With all the talk about keeping jobs at home and taxing foreign corporations, I wanted to start the year with a post on why Trump is great for the offshore industry… at least, for those operating small businesses, investing abroad, and/or moving assets offshore for asset protection.
This article will focus on why a Trump presidency is good for small businesses operated outside of the United States. Businesses where the owner is living and working abroad or a semi-autonomous division of an online or service business is based in a zero tax foreign country.
If you’re an American expat, don’t worry, President Trump is focused on the big guys…
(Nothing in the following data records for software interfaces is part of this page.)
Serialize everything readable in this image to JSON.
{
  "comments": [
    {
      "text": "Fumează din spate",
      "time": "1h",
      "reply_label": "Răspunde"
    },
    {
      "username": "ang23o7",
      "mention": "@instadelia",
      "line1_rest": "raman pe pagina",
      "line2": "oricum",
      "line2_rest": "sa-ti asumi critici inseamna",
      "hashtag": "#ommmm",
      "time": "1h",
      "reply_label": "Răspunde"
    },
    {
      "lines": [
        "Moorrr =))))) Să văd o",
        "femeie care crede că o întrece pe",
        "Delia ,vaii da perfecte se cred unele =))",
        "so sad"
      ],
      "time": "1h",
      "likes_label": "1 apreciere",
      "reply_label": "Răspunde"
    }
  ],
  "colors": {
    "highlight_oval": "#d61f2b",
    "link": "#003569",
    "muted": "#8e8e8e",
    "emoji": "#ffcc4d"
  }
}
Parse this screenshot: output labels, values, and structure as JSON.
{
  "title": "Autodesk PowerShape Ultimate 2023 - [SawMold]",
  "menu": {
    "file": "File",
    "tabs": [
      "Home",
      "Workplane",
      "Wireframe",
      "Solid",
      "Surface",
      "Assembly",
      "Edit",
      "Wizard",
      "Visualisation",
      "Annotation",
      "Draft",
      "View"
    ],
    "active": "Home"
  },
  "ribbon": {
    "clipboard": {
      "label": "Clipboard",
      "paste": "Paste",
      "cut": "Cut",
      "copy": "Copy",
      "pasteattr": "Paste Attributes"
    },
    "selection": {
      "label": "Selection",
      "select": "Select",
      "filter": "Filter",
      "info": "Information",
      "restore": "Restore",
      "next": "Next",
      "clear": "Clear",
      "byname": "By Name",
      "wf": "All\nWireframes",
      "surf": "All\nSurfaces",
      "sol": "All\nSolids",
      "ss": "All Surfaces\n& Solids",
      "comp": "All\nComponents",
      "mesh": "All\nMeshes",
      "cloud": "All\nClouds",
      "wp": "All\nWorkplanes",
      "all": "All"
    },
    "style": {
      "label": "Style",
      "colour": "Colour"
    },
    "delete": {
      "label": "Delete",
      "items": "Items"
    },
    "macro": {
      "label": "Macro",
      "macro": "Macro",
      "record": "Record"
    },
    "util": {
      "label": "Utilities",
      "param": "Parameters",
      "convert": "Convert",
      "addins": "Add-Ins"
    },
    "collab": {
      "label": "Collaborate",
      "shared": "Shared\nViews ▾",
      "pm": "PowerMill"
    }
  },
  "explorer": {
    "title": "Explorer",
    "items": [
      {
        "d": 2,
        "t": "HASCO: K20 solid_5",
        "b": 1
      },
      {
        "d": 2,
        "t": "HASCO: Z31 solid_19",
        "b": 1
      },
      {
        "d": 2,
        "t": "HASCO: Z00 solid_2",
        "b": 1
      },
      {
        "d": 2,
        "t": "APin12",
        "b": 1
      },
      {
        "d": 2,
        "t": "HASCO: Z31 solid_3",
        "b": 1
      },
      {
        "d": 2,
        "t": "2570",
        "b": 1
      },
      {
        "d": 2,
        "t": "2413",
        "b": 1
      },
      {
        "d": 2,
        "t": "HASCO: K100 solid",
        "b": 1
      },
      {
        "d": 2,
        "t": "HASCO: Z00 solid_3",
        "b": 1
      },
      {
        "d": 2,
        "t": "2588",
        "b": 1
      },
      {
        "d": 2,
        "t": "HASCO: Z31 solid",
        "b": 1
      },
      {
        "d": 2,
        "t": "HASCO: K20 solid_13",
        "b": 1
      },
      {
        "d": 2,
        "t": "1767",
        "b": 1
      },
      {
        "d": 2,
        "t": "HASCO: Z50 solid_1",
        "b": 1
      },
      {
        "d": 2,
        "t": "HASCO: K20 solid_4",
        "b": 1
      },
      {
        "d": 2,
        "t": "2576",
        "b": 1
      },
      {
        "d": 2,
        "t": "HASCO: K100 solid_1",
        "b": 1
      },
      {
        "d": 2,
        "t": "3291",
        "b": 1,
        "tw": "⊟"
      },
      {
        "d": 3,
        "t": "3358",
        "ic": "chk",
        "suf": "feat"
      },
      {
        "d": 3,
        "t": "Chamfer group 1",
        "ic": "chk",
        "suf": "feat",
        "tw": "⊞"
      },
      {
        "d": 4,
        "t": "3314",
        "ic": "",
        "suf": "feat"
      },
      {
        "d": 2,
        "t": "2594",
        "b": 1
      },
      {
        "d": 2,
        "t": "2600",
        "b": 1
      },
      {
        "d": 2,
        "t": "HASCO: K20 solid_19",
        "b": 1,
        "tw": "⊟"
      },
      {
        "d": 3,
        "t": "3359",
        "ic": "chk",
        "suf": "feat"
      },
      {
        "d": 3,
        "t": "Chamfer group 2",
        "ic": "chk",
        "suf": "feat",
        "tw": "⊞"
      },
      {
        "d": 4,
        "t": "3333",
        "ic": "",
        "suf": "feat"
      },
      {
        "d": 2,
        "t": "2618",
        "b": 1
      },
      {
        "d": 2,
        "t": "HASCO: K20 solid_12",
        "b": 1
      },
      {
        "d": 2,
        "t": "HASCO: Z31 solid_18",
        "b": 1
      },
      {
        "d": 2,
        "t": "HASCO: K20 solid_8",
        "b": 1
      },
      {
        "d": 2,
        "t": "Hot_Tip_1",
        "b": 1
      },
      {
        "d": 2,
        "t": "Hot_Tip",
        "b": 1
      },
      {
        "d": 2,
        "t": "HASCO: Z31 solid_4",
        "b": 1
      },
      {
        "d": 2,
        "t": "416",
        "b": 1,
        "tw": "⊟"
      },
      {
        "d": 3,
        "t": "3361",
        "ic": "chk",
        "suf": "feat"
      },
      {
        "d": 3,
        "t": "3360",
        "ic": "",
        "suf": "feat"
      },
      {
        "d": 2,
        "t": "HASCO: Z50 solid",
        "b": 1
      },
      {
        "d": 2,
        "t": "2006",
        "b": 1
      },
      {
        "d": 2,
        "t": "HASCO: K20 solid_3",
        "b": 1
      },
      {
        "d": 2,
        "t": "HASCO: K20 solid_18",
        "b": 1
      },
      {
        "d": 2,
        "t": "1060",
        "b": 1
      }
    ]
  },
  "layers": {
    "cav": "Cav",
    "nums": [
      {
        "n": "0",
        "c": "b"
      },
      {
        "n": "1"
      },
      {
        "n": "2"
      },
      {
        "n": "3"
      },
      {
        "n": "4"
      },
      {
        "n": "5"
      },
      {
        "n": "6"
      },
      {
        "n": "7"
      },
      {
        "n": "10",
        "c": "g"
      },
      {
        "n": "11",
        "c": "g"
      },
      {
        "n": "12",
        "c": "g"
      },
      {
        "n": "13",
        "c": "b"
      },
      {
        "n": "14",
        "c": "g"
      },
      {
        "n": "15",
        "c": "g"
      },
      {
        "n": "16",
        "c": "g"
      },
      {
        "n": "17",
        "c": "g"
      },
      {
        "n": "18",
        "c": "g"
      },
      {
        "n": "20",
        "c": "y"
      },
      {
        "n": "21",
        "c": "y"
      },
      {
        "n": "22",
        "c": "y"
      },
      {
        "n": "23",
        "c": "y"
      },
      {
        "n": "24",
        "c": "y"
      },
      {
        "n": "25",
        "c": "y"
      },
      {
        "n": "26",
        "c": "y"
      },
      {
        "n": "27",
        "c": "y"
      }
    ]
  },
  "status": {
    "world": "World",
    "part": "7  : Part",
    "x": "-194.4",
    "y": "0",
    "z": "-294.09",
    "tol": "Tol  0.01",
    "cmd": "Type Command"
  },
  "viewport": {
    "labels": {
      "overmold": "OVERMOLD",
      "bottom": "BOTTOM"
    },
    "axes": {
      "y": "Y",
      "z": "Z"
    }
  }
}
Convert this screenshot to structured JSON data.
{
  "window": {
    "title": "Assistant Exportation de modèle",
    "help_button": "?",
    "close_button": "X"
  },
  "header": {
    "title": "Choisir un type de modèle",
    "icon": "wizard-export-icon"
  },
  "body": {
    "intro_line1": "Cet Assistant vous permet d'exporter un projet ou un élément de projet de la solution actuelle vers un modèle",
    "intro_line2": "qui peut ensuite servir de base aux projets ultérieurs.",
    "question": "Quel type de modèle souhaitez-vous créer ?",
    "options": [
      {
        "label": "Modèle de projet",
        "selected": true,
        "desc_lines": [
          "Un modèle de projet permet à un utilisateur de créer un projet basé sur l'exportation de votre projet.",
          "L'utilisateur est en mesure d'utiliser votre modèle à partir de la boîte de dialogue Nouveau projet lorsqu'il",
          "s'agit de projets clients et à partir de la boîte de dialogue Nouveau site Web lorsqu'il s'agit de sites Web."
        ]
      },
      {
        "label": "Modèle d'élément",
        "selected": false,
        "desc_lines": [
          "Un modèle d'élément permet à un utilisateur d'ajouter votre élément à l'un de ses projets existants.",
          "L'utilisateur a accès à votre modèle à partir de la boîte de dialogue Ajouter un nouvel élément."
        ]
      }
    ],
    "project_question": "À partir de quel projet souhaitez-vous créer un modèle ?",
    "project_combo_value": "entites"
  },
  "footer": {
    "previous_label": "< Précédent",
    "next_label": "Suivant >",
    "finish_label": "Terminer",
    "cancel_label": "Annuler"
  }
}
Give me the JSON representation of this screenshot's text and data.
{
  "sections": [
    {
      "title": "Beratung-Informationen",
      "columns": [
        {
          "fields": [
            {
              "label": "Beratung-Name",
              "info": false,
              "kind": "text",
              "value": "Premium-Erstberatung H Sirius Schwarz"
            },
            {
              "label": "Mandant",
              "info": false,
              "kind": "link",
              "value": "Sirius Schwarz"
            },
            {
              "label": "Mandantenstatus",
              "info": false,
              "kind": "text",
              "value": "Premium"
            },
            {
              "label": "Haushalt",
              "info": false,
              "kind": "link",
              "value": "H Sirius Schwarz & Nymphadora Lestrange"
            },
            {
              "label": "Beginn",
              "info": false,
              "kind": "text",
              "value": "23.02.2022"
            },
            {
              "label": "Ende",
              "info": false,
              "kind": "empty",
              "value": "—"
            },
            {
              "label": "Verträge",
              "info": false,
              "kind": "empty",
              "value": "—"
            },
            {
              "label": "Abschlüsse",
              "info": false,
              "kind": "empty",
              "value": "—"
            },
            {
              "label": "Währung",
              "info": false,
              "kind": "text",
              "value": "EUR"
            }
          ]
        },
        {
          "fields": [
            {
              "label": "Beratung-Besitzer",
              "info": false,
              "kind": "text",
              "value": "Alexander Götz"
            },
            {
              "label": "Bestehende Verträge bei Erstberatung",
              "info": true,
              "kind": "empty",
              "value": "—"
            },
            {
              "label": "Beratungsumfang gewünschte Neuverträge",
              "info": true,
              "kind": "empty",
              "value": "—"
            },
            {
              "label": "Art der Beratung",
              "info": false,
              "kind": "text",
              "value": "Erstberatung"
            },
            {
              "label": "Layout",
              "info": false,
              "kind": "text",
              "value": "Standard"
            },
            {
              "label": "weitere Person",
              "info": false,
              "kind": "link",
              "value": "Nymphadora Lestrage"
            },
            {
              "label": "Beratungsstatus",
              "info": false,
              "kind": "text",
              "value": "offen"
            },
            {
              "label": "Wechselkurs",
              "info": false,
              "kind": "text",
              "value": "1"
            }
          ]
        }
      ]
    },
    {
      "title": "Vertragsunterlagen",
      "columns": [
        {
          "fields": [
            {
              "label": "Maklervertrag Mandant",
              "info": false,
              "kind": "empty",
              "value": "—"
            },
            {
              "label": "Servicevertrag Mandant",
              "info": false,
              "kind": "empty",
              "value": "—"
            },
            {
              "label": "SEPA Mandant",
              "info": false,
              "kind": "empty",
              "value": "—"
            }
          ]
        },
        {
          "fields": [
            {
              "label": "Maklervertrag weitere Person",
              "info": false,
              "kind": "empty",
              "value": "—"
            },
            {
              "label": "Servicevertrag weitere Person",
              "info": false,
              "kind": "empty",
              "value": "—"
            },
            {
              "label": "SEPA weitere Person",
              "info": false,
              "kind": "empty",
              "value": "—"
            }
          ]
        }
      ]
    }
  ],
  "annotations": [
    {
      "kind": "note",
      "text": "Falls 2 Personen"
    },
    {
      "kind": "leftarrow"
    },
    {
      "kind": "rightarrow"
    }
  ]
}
Unless you’re a multinational with intellectual property offshore, or a manufacturing firm with a plant in Mexico, President Trump will be a friend (or a non-issue).
Tax laws that are likely to change involve intellectual property and imports from certain countries. These don’t impact small business, they’re used by multinationals to stash cash offshore.
Trump says he’ll bring back jobs and cash to the United States. He’ll do that by offering a tax holiday for previous retained earnings. Then he’ll make it more difficult for large companies to stash cash offshore and benefit from cheap foreign labor.
To reduce the benefits of going offshore, Trump says he’ll cut the U.S. corporate tax rate, modify the intellectual property laws, and impose import duties on goods from China and Mexico if they don’t agree to renegotiate existing trade deals.
None of these changes affect U.S. expat entrepreneurs and small business owners. If you’re running an online business from a low tax country, you have nothing to worry about.
First, a lower U.S. corporate tax rate doesn’t make any difference to you or change your reasons for going offshore. You wouldn’t be paying corporate tax in the United States anyway… you’d set up as an S-Corporation or Limited Liability Company and pay only personal income tax.
In fact, more than 90% of US businesses don’t pay corporate income tax. Profits flow through to the owners, who pay personal income tax, but not corporate rates. For more on this, see Forbes.
So, a lower U.S. corporate tax rate doesn’t make any difference to a small business. Moving a small business offshore is about reducing your personal income tax rate, not your corporate tax rate. Trump is all about the corporate rate.
The key to reducing your personal income tax rate by moving offshore is to qualify for the Foreign Earned Income Exclusion. If you’re a resident of a foreign country, or you’re out of the United States for 330 out of 365 days, you can earn $102,100 in salary from your offshore corporation and pay zero taxes. If a husband and wife both work in the business and qualify for the Exclusion, you could earn over $200,000 tax free.
If you net more than the Exclusion, you can hold these profits in your offshore corporation as foreign retained earnings tax deferred. When you take them out, you’ll pay personal income taxes on the dividend.
The bottom line is, if you’re offering a service or operating online, there’s nothing to worry about. The same goes for internet marketers, bloggers, and anyone with a portable business. You have no treaty or import / export concerns, so Trump will make no difference to you.
As an expat, you should focus on the tax laws of your country of residency. Stick with nations that won’t tax your foreign sourced income, and qualify for the Exclusion, and you’ll pay zero tax on your profits.
For a list of countries that don’t tax foreign sourced income, see territorial tax jurisdictions. These countries tax local income but not profits from sales to people and companies outside of their borders.
For example, Panama has a territorial tax system. If you’re living and working in Panama, operating an online business, and selling products to clients in the U.S., all of your income is foreign sourced to Panama and not taxable there.
What if you’re business is netting well over $100,000 (single) or $200,000 (joint)? Then you might consider going “offshore” to the U.S. territory of Puerto Rico. The tax deal offered by Puerto Rico is the opposite of the Foreign Earned Income Exclusion.
Under Puerto Rico’s Act 20 and 22, you’ll pay tax on your salary at ordinary rates and zero tax on dividends from your corporation. So, if you net $500,000, and draw a salary of $100,000, you pay tax on the first $100,000 and nothing on the remaining $400,000. Net $2 million, pay tax on the first $100,000, and zero on $1.9 million.
Note that I said the amount after your salary is tax free, not tax deferred. For mid-sized corporations or very profitable online businesses, Puerto Rico is a unique opportunity. You can realize a significant savings over the FEIE.
I hope you’ve found this article on why Trump is great for offshore corporations to be helpful. For more information on how to structure your international business, or set up in Puerto Rico under Act 20, please contact me at email@example.com or call us at for consultation.